This article is published through the Great Salt Lake Collaborative, a solutions journalism initiative that partners news, education and media organizations to help inform people about the plight of the Great Salt Lake — and what can be done to make a difference before it is too late.

“When strong winds blow across the lake bed, polluted dust can be lofted into suspension and transported into ecosystems and urban areas along Utah’s Wasatch Front,” said Molly Blakowski, a graduate student at USU’s Watershed Sciences Department and one of the project’s researchers.

As the iconic landmark, and once big-time recreation destination, becomes more parched, what impacts will carry past the shoreline? While that dust could lead to worse air quality year-round, Blakowski pointed out that the health impacts are unknown.

This interview has been edited for length and clarity.

Pamela McCall: What toxins are in the dust from the exposed bed of the Great Salt Lake?

MB: We were motivated to analyze the composition of dust being produced from the dry lakebed because, as a terminal lake, the Great Salt Lake accumulates pollution from across its entire watershed. So you can think of it like a bathtub without a drain. For over a century, the lake bed sediments have been slowly accumulating byproducts of human activities like mining, smelting and agricultural runoff. We've seen that the dust may contain elevated levels of potentially toxic heavy metals and manmade organic chemicals.

PM: What dangers are posed to people living in and near Salt Lake City, where air quality is already compromised? 

MB: So when strong winds blow across the lake, bad polluted dust can be lofted into suspension and transported into ecosystems and urban areas along Utah's Wasatch Front. We're chemists and environmental scientists, not toxicologists. So further work is needed to evaluate specific health risks and how much somebody would need to be exposed to in order to experience those negative health effects.

PM: Tell us about how the exposed dust toxins bind with existing air pollution to make it even nastier. 

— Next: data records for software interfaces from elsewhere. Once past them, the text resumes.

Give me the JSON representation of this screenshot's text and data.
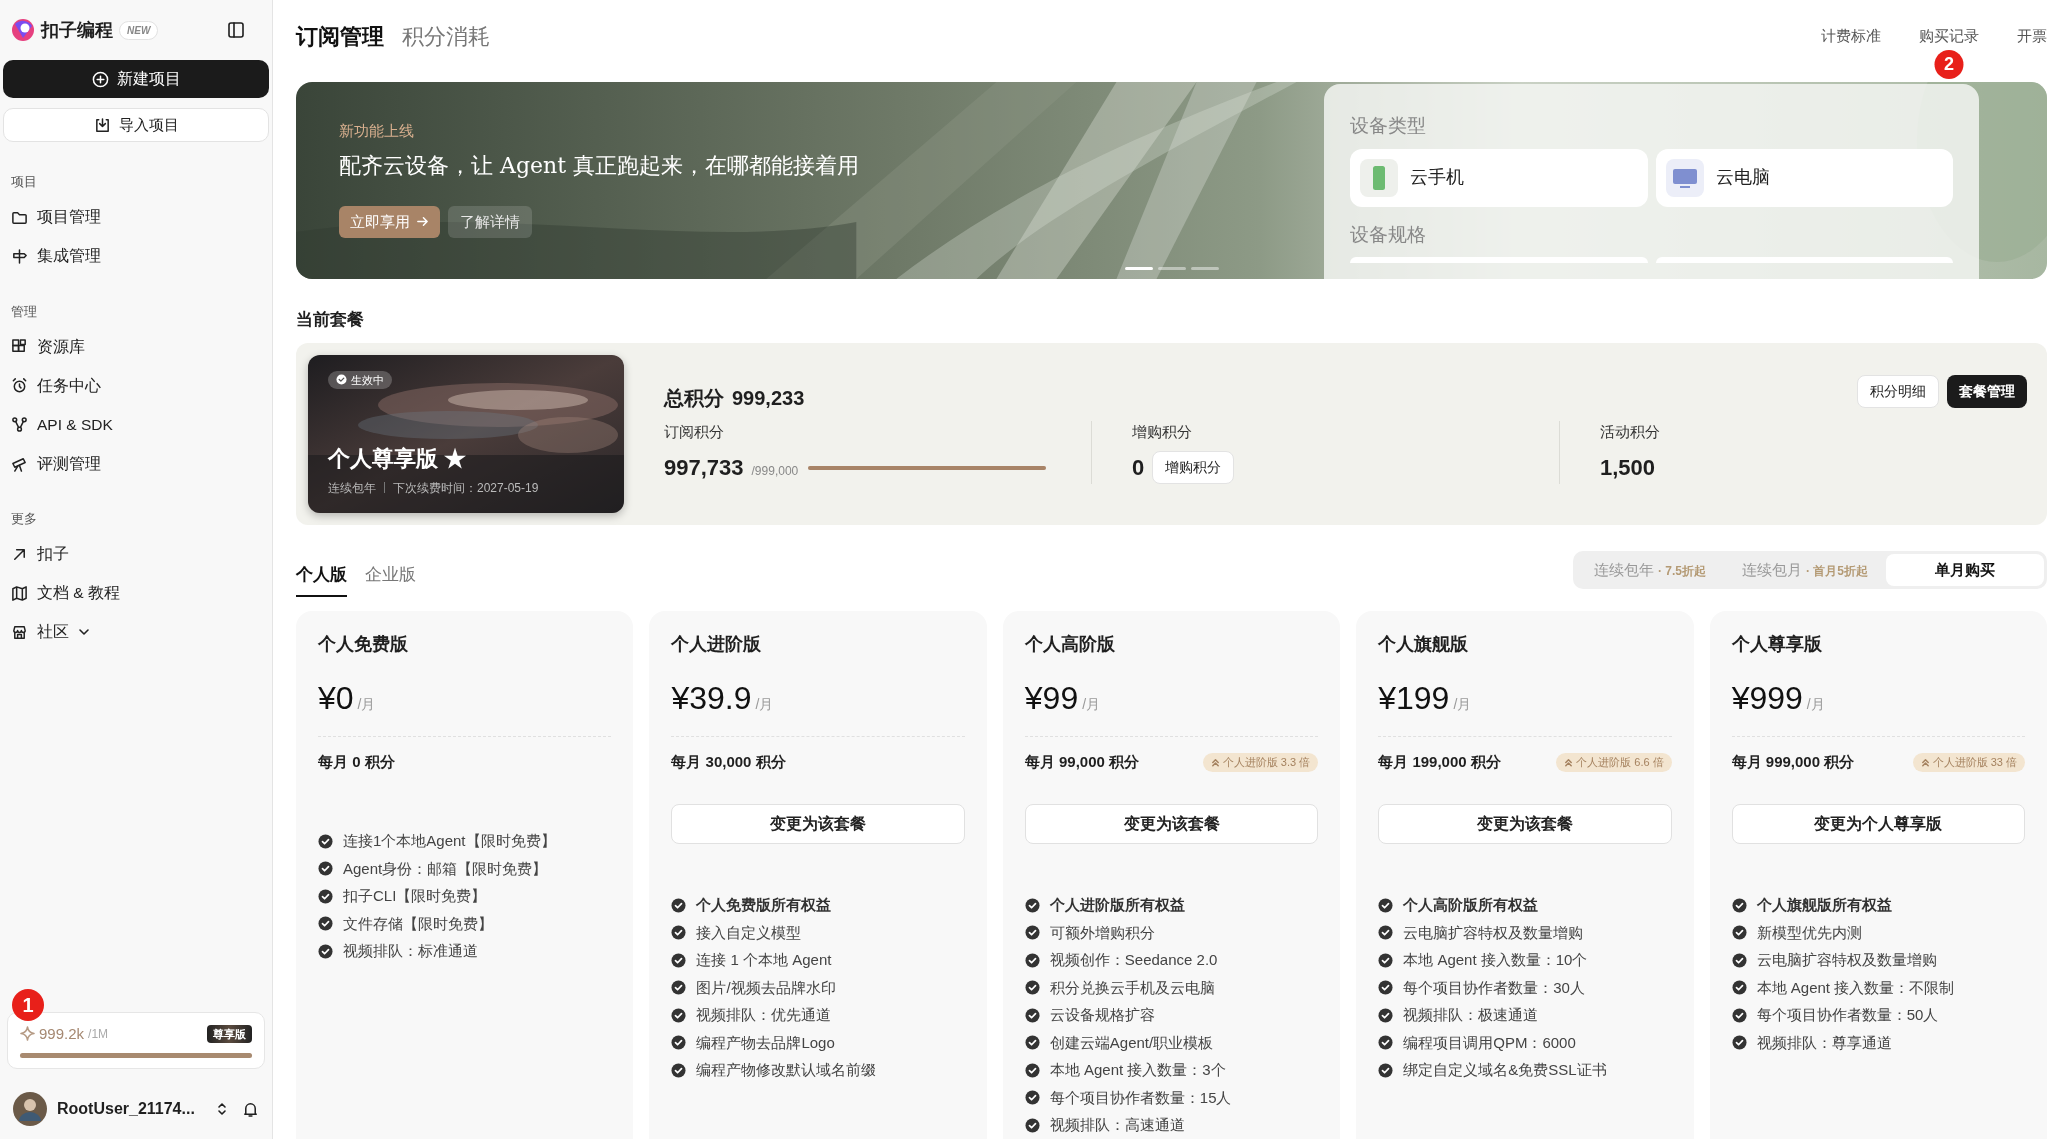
{
  "sidebar": {
    "logo": "扣子编程",
    "logo_badge": "NEW",
    "new_button": "新建项目",
    "import_button": "导入项目",
    "sections": [
      {
        "title": "项目",
        "items": [
          {
            "label": "项目管理"
          },
          {
            "label": "集成管理"
          }
        ]
      },
      {
        "title": "管理",
        "items": [
          {
            "label": "资源库"
          },
          {
            "label": "任务中心"
          },
          {
            "label": "API & SDK"
          },
          {
            "label": "评测管理"
          }
        ]
      },
      {
        "title": "更多",
        "items": [
          {
            "label": "扣子"
          },
          {
            "label": "文档 & 教程"
          },
          {
            "label": "社区"
          }
        ]
      }
    ],
    "credits": {
      "marker": "1",
      "value": "999.2k",
      "total": "/1M",
      "badge": "尊享版",
      "level": 0.999
    },
    "user": {
      "name": "RootUser_21174..."
    }
  },
  "header": {
    "tabs": [
      {
        "label": "订阅管理",
        "selected": true
      },
      {
        "label": "积分消耗",
        "selected": false
      }
    ],
    "links": [
      {
        "label": "计费标准"
      },
      {
        "label": "购买记录",
        "marker": "2"
      },
      {
        "label": "开票"
      }
    ]
  },
  "banner": {
    "eyebrow": "新功能上线",
    "headline": "配齐云设备，让 Agent 真正跑起来，在哪都能接着用",
    "primary_button": "立即享用",
    "secondary_button": "了解详情",
    "dots": [
      {
        "selected": true
      },
      {
        "selected": false
      },
      {
        "selected": false
      }
    ],
    "device_type_label": "设备类型",
    "devices": [
      {
        "label": "云手机"
      },
      {
        "label": "云电脑"
      }
    ],
    "device_spec_label": "设备规格"
  },
  "current_plan": {
    "title": "当前套餐",
    "status": "生效中",
    "name": "个人尊享版 ★",
    "billing": "连续包年",
    "renewal": "下次续费时间：2027-05-19",
    "total_label": "总积分",
    "total_value": "999,233",
    "buttons": [
      "积分明细",
      "套餐管理"
    ],
    "subscription": {
      "label": "订阅积分",
      "value": "997,733",
      "cap": "/999,000",
      "level": 0.999
    },
    "purchased": {
      "label": "增购积分",
      "value": "0",
      "button": "增购积分"
    },
    "activity": {
      "label": "活动积分",
      "value": "1,500"
    }
  },
  "plan_tabs": [
    {
      "label": "个人版",
      "selected": true
    },
    {
      "label": "企业版",
      "selected": false
    }
  ],
  "billing_options": [
    {
      "label": "连续包年",
      "note": "· 7.5折起",
      "selected": false
    },
    {
      "label": "连续包月",
      "note": "· 首月5折起",
      "selected": false
    },
    {
      "label": "单月购买",
      "selected": true
    }
  ],
  "plans": [
    {
      "name": "个人免费版",
      "price": "¥0",
      "unit": "/月",
      "credits": "每月 0 积分",
      "features": [
        {
          "text": "连接1个本地Agent【限时免费】",
          "bold": false
        },
        {
          "text": "Agent身份：邮箱【限时免费】",
          "bold": false
        },
        {
          "text": "扣子CLI【限时免费】",
          "bold": false
        },
        {
          "text": "文件存储【限时免费】",
          "bold": false
        },
        {
          "text": "视频排队：标准通道",
          "bold": false
        }
      ]
    },
    {
      "name": "个人进阶版",
      "price": "¥39.9",
      "unit": "/月",
      "credits": "每月 30,000 积分",
      "button": "变更为该套餐",
      "features": [
        {
          "text": "个人免费版所有权益",
          "bold": true
        },
        {
          "text": "接入自定义模型",
          "bold": false
        },
        {
          "text": "连接 1 个本地 Agent",
          "bold": false
        },
        {
          "text": "图片/视频去品牌水印",
          "bold": false
        },
        {
          "text": "视频排队：优先通道",
          "bold": false
        },
        {
          "text": "编程产物去品牌Logo",
          "bold": false
        },
        {
          "text": "编程产物修改默认域名前缀",
          "bold": false
        }
      ]
    },
    {
      "name": "个人高阶版",
      "price": "¥99",
      "unit": "/月",
      "credits": "每月 99,000 积分",
      "badge": "个人进阶版 3.3 倍",
      "button": "变更为该套餐",
      "features": [
        {
          "text": "个人进阶版所有权益",
          "bold": true
        },
        {
          "text": "可额外增购积分",
          "bold": false
        },
        {
          "text": "视频创作：Seedance 2.0",
          "bold": false
        },
        {
          "text": "积分兑换云手机及云电脑",
          "bold": false
        },
        {
          "text": "云设备规格扩容",
          "bold": false
        },
        {
          "text": "创建云端Agent/职业模板",
          "bold": false
        },
        {
          "text": "本地 Agent 接入数量：3个",
          "bold": false
        },
        {
          "text": "每个项目协作者数量：15人",
          "bold": false
        },
        {
          "text": "视频排队：高速通道",
          "bold": false
        }
      ]
    },
    {
      "name": "个人旗舰版",
      "price": "¥199",
      "unit": "/月",
      "credits": "每月 199,000 积分",
      "badge": "个人进阶版 6.6 倍",
      "button": "变更为该套餐",
      "features": [
        {
          "text": "个人高阶版所有权益",
          "bold": true
        },
        {
          "text": "云电脑扩容特权及数量增购",
          "bold": false
        },
        {
          "text": "本地 Agent 接入数量：10个",
          "bold": false
        },
        {
          "text": "每个项目协作者数量：30人",
          "bold": false
        },
        {
          "text": "视频排队：极速通道",
          "bold": false
        },
        {
          "text": "编程项目调用QPM：6000",
          "bold": false
        },
        {
          "text": "绑定自定义域名&免费SSL证书",
          "bold": false
        }
      ]
    },
    {
      "name": "个人尊享版",
      "price": "¥999",
      "unit": "/月",
      "credits": "每月 999,000 积分",
      "badge": "个人进阶版 33 倍",
      "button": "变更为个人尊享版",
      "features": [
        {
          "text": "个人旗舰版所有权益",
          "bold": true
        },
        {
          "text": "新模型优先内测",
          "bold": false
        },
        {
          "text": "云电脑扩容特权及数量增购",
          "bold": false
        },
        {
          "text": "本地 Agent 接入数量：不限制",
          "bold": false
        },
        {
          "text": "每个项目协作者数量：50人",
          "bold": false
        },
        {
          "text": "视频排队：尊享通道",
          "bold": false
        }
      ]
    }
  ]
}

MB: We know that when mineral dust is kicked up into the atmosphere, it can interact with other gaseous pollutants that are already in the air. Maybe those emitted by oil refineries, emitted by smelters or by our vehicles. So it can change as it's moving through communities. It can change composition before it's deposited in the mountains.

PM: Why is more toxic dust being released now?

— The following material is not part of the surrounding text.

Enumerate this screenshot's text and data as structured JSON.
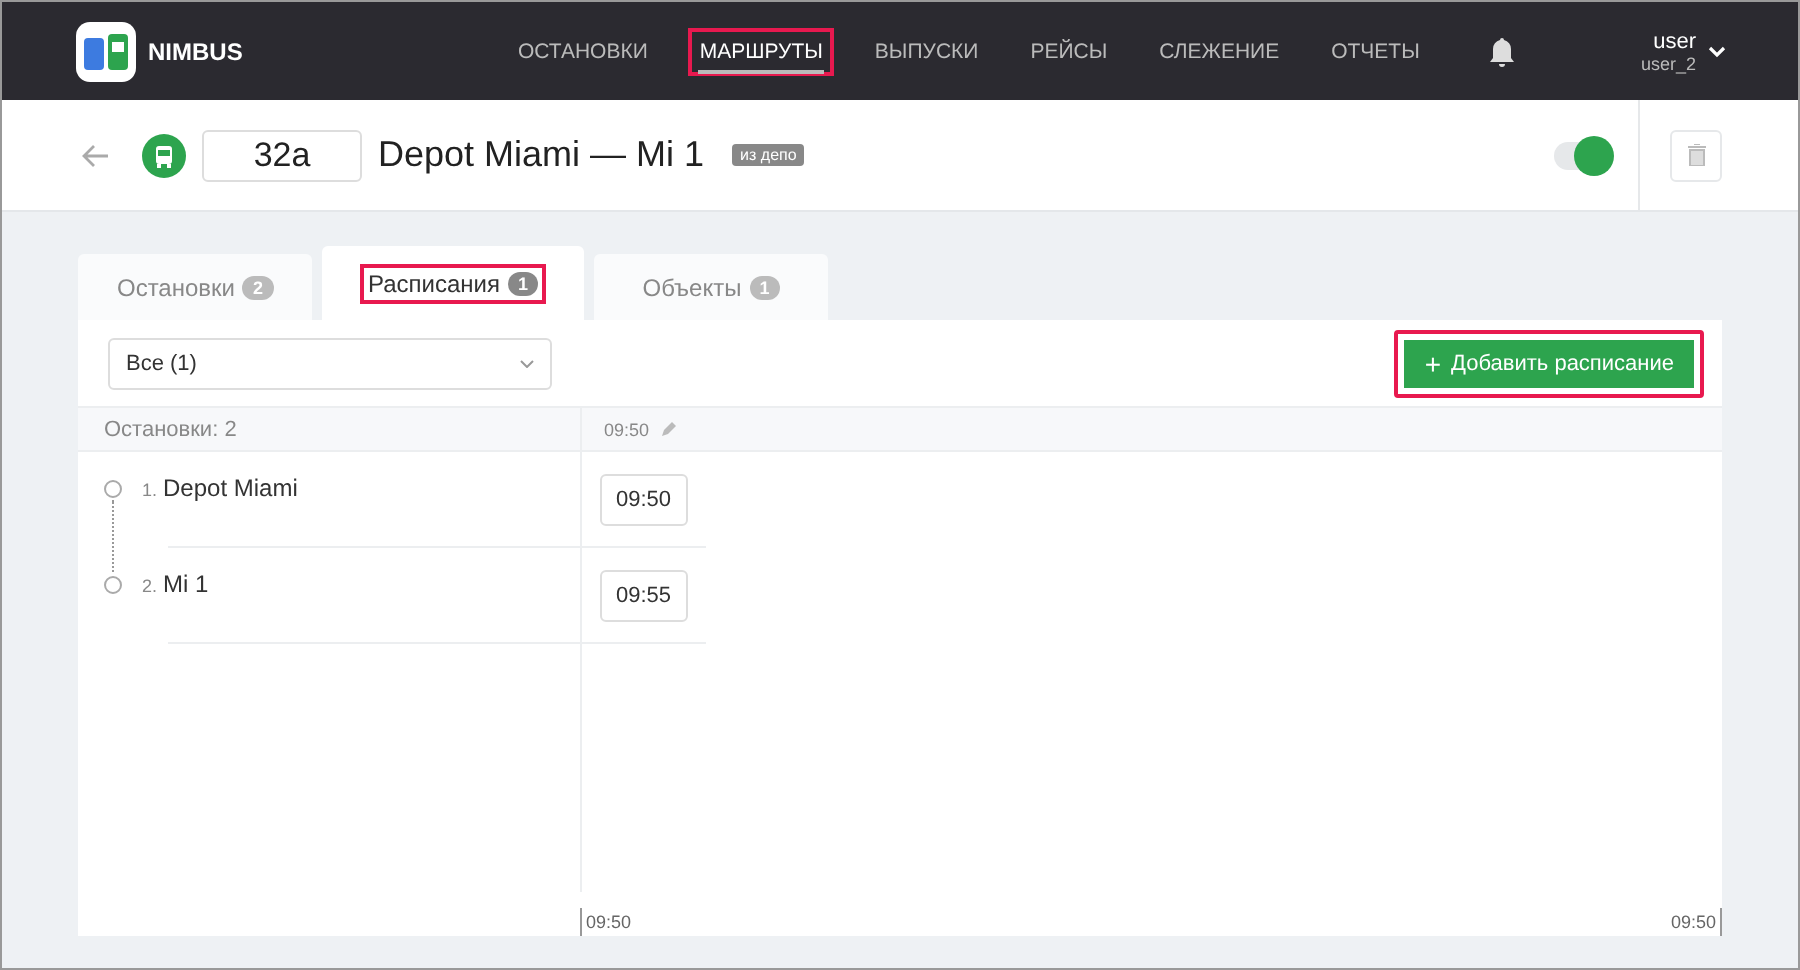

MB: The longer that the lakebed is exposed, the more time the protective crust has to weather down and release fine sediments that can be picked up by the wind. So because the lake bed hasn't been exposed for very long, this protective crust is still doing a great job protecting us from increased emissions of Great Salt Lake dust. But the elements cause it to weather away. And we're becoming more concerned that we're seeing increased dust emissions from the lakebed the longer the sediments are exposed.

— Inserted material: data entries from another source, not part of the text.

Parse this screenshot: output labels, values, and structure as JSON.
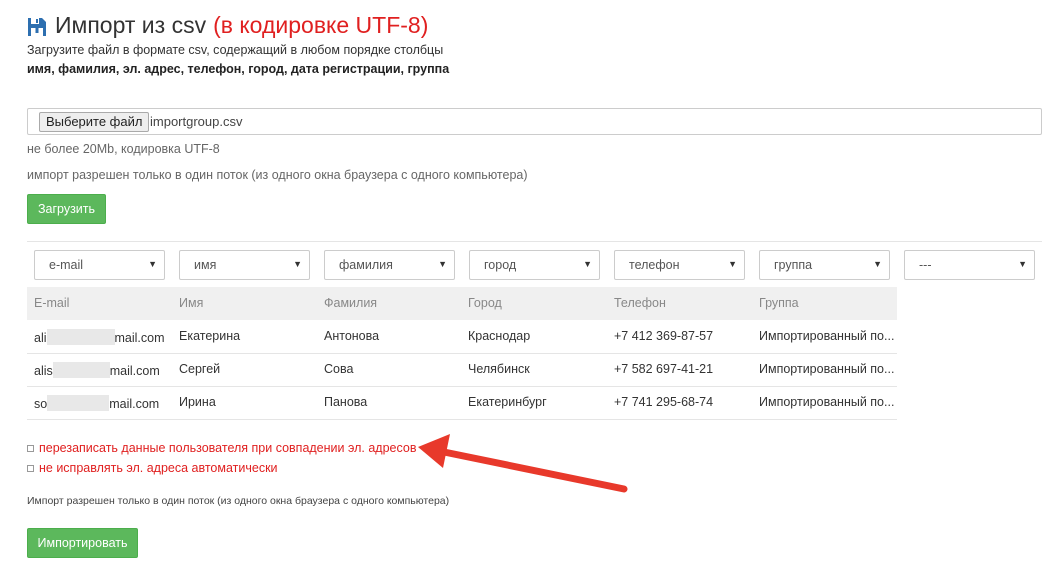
{
  "header": {
    "title": "Импорт из csv",
    "title_red": "(в кодировке UTF-8)",
    "description": "Загрузите файл в формате csv, содержащий в любом порядке столбцы",
    "columns_required": "имя, фамилия, эл. адрес, телефон, город, дата регистрации, группа"
  },
  "upload": {
    "choose_button": "Выберите файл",
    "file_name": "importgroup.csv",
    "limit_hint": "не более 20Mb, кодировка UTF-8",
    "thread_hint": "импорт разрешен только в один поток (из одного окна браузера с одного компьютера)",
    "upload_button": "Загрузить"
  },
  "mapping_selects": [
    {
      "value": "e-mail"
    },
    {
      "value": "имя"
    },
    {
      "value": "фамилия"
    },
    {
      "value": "город"
    },
    {
      "value": "телефон"
    },
    {
      "value": "группа"
    },
    {
      "value": "---"
    }
  ],
  "table": {
    "headers": [
      "E-mail",
      "Имя",
      "Фамилия",
      "Город",
      "Телефон",
      "Группа"
    ],
    "rows": [
      {
        "email_start": "ali",
        "email_end": "mail.com",
        "first": "Екатерина",
        "last": "Антонова",
        "city": "Краснодар",
        "phone": "+7 412 369-87-57",
        "group": "Импортированный по..."
      },
      {
        "email_start": "alis",
        "email_end": "mail.com",
        "first": "Сергей",
        "last": "Сова",
        "city": "Челябинск",
        "phone": "+7 582 697-41-21",
        "group": "Импортированный по..."
      },
      {
        "email_start": "so",
        "email_end": "mail.com",
        "first": "Ирина",
        "last": "Панова",
        "city": "Екатеринбург",
        "phone": "+7 741 295-68-74",
        "group": "Импортированный по..."
      }
    ]
  },
  "options": {
    "overwrite": "перезаписать данные пользователя при совпадении эл. адресов",
    "no_fix_emails": "не исправлять эл. адреса автоматически"
  },
  "footer": {
    "note": "Импорт разрешен только в один поток (из одного окна браузера с одного компьютера)",
    "import_button": "Импортировать"
  },
  "colors": {
    "accent_green": "#5cb85c",
    "accent_red": "#e02020",
    "icon_blue": "#2d6fb0"
  },
  "icons": {
    "title_icon": "floppy-upload-icon",
    "select_arrow": "caret-down-icon",
    "annotation": "red-arrow-annotation"
  }
}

PM: What are we in for in the coming years if more of the lake bed is exposed due to ongoing water diversion and drought?

MB: Dust storms in Utah, maybe like those you saw last week, are not unusual during tax season. Increased dust emissions from Great Salt Lake could lead to worse air quality year-round because dust storms are most common when we, for the most part, have a respite from the other flavors of bad air quality that we suffer from here.

PM: How will farmland and snowpack be impacted by toxic dust?

MB: Dust emitted from the lakebed could potentially have consequences for natural ecosystems or farmland that are downwind from the lake. Dust can alter the composition of soils and lead to uptake in plants. And as we know, dust darkens the surfaces of ice and snow, which can lead to accelerated melt rates and could have implications for regional snow water resources.

PM: What does that feel like as a researcher to monitor what could be the start of an ecological disaster of immense proportions?

MB: If I can do my job correctly, I can show that we have a huge challenge that we're facing. But because this problem is largely human-caused, it can also be largely human-solved, and I feel optimistic about that. Increasing lake levels can help mitigate the risks of dust emissions from Great Salt Lake.

KUER Morning Edition Associate Producer Leah Treidler contributed to this report. Click here to view the original article.